Sophists: Men of Wisdom
The “big” three
Socrates, Plato, Aristotle
Socrates: 469-399 BC
He actually wrote nothing, but his works/ideas saved
by his student Plato.
Socratic Method- Questioning to obtain the answers.
At the age of 70 put on trial for failure to respect the
Gods: The Trial of Socrates I.F. Stone details his
trial and death.
He drank hemlock
Famous for The Apology which he values Greek
ideas even though he will die because of his
• Plato (427-347) BC
Socrates’ famous student
He had ideas about gov’t and an ideal society
The Republic
He rejected pure democracy. It would led to
mob rule. An enlightened ruler/dictator was
fine w/ him.
He felt gov’t should run people’s lives
Women should have some rights, 3 classes:
worker, philosophers and soldiers.
He helped run the Academy after Socrates’
• Aristotle 384-322 BC
Founder of “western” philosophy
He created the school of the Lyceum
He followed Plato’s teachings
He tutored Alexander the Great
He too was suspicious of pure democracy
A strong virtuous leader was important to him.
He wrote about logic, ethics, mathematics and
• The Scientific Method is one of his legacies…
Wrote The
Developed ideas
Method of
on government
questioning as a Favored a strong, Favored the one
learning tool.
strong and wise
rule as best form.
Considered to be Society has three
first western
Soldiers, and
Human Reason
was the key to
• Hellenistic :
Time period from the late 4th century BCE
to the 1st century CE that was characterized
by Greek achievement and a blending of
Persian, Egyptian, Greek, and Indian
cultures due to the empire of Alexander the
• Background
Ancient Greek and Hellenistic cultural achievements span
two different eras. The Ancient Greek golden age occurs
under the leadership of Pericles in the 5th century
BCE. These achievements were mainly confined to the
city-state of Athens, where a strong economy and good
government created the conditions necessary for such
advancements. The Hellenistic golden age occurs under the
leadership of Alexander the Great, who conquered an
empire stretching from the Greek mainland all the way to
the Indus River Valley. Hellenistic society was a
blending of Greek, Egyptian, Persian, and many other
cultures that gave rise to advancements in math, science,
art, and literature.
The Death of Alexander...
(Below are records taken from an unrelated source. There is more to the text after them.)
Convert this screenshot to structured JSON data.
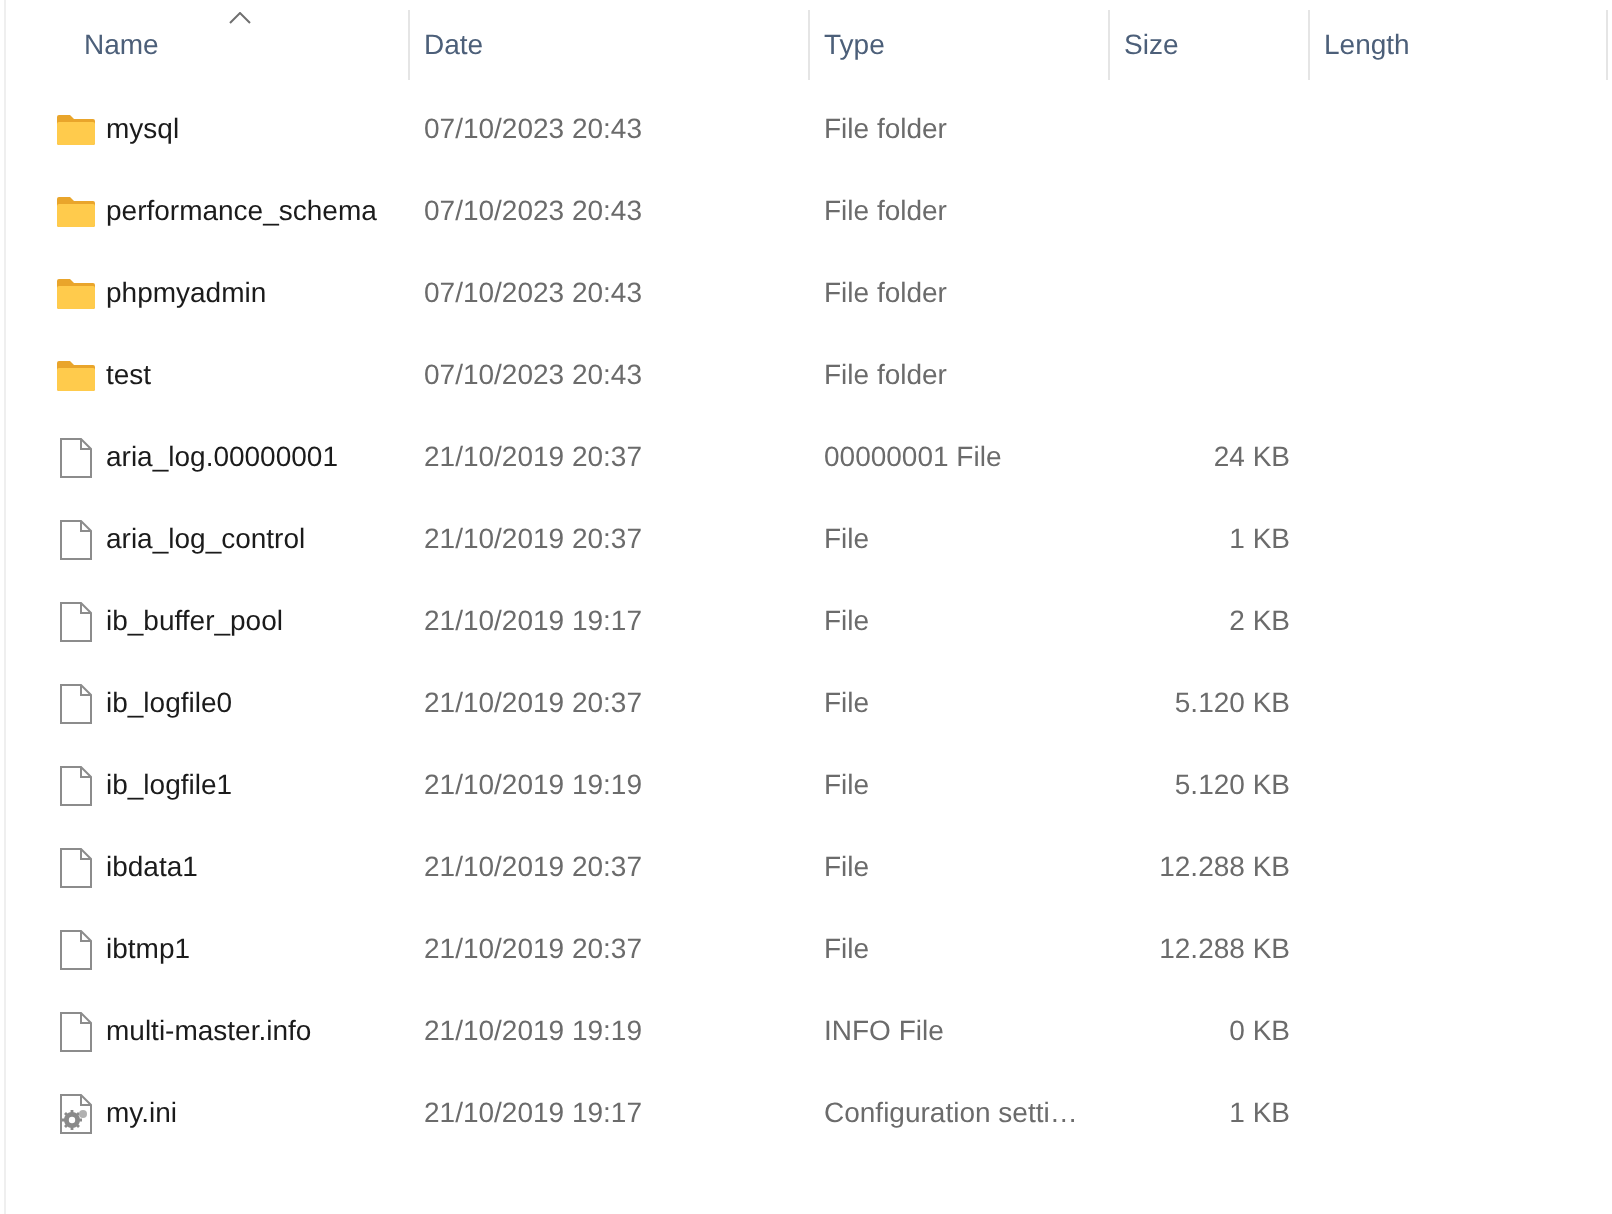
{
  "columns": [
    {
      "label": "Name",
      "sorted": true
    },
    {
      "label": "Date",
      "sorted": false
    },
    {
      "label": "Type",
      "sorted": false
    },
    {
      "label": "Size",
      "sorted": false
    },
    {
      "label": "Length",
      "sorted": false
    }
  ],
  "rows": [
    {
      "kind": "folder",
      "name": "mysql",
      "date": "07/10/2023 20:43",
      "type": "File folder"
    },
    {
      "kind": "folder",
      "name": "performance_schema",
      "date": "07/10/2023 20:43",
      "type": "File folder"
    },
    {
      "kind": "folder",
      "name": "phpmyadmin",
      "date": "07/10/2023 20:43",
      "type": "File folder"
    },
    {
      "kind": "folder",
      "name": "test",
      "date": "07/10/2023 20:43",
      "type": "File folder"
    },
    {
      "kind": "file",
      "name": "aria_log.00000001",
      "date": "21/10/2019 20:37",
      "type": "00000001 File",
      "size": "24 KB"
    },
    {
      "kind": "file",
      "name": "aria_log_control",
      "date": "21/10/2019 20:37",
      "type": "File",
      "size": "1 KB"
    },
    {
      "kind": "file",
      "name": "ib_buffer_pool",
      "date": "21/10/2019 19:17",
      "type": "File",
      "size": "2 KB"
    },
    {
      "kind": "file",
      "name": "ib_logfile0",
      "date": "21/10/2019 20:37",
      "type": "File",
      "size": "5.120 KB"
    },
    {
      "kind": "file",
      "name": "ib_logfile1",
      "date": "21/10/2019 19:19",
      "type": "File",
      "size": "5.120 KB"
    },
    {
      "kind": "file",
      "name": "ibdata1",
      "date": "21/10/2019 20:37",
      "type": "File",
      "size": "12.288 KB"
    },
    {
      "kind": "file",
      "name": "ibtmp1",
      "date": "21/10/2019 20:37",
      "type": "File",
      "size": "12.288 KB"
    },
    {
      "kind": "file",
      "name": "multi-master.info",
      "date": "21/10/2019 19:19",
      "type": "INFO File",
      "size": "0 KB"
    },
    {
      "kind": "settings",
      "name": "my.ini",
      "date": "21/10/2019 19:17",
      "type": "Configuration setti…",
      "size": "1 KB"
    }
  ]
}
The death of Alexander the Great is still shrouded in mystery to this day. It seems hard to believe that a 33year-old man could die of natural causes that spring up out of the blue, and consequently, modern historians
have made many attempts to explain exactly what happened. According to Plutarch, the events leading up to
his death are as follows:
Alexander proceeded to Babylon, even after receiving word of several bad omens, such as ravens fighting
each other over the city wall with some falling dead right in front of him, a man with a deformed liver being
sacrificed in the king's honor, and his best lion was kicked to death by an ass. The god Serapis told a man to
put on the king's robes and sit upon the throne. These all served as warnings to Alexander about what may lie
in store for him, but they did not deter him.
Once in Babylon, he drank heavily at several banquets. One such banquet was hosted by his friend, Medius.
In the Armenian version of the story, Psuedo-Callisthenes wrote that this banquet was a conspiracy involving
Iollas, Cassander, and others who were unhappy with Alexander. They gave him poisoned wine, and
immediately after drinking it, Alexander felt as if he had "been hit in the liver with an arrow." When he tried
to throw it back up, he was given a poisoned feather, which ensured that the poison would reach his blood
stream. He proceeded to get very sick and his condition deteriorated until his death. Plutarch did not believe
this version, saying the sudden pain Alexander felt after drinking was a detail "with which certain historians
felt obliged to embellish the occasion, and thus invent a tragic and moving finale to a great action.
Aristobulus tells us that he was seized with a raging fever, that when he became thirsty he drank wine which
made him delirious."
We will probably never know the truth, even though new theories are still coming out. We do know that
on the 7th of June, 323 BC, the Macedonians were allowed to file past their leader for the last time and
finally, three days later, he succumbed to the illness. Thus, on June 10, 323 BC, Alexander the Great
died at the age of 33.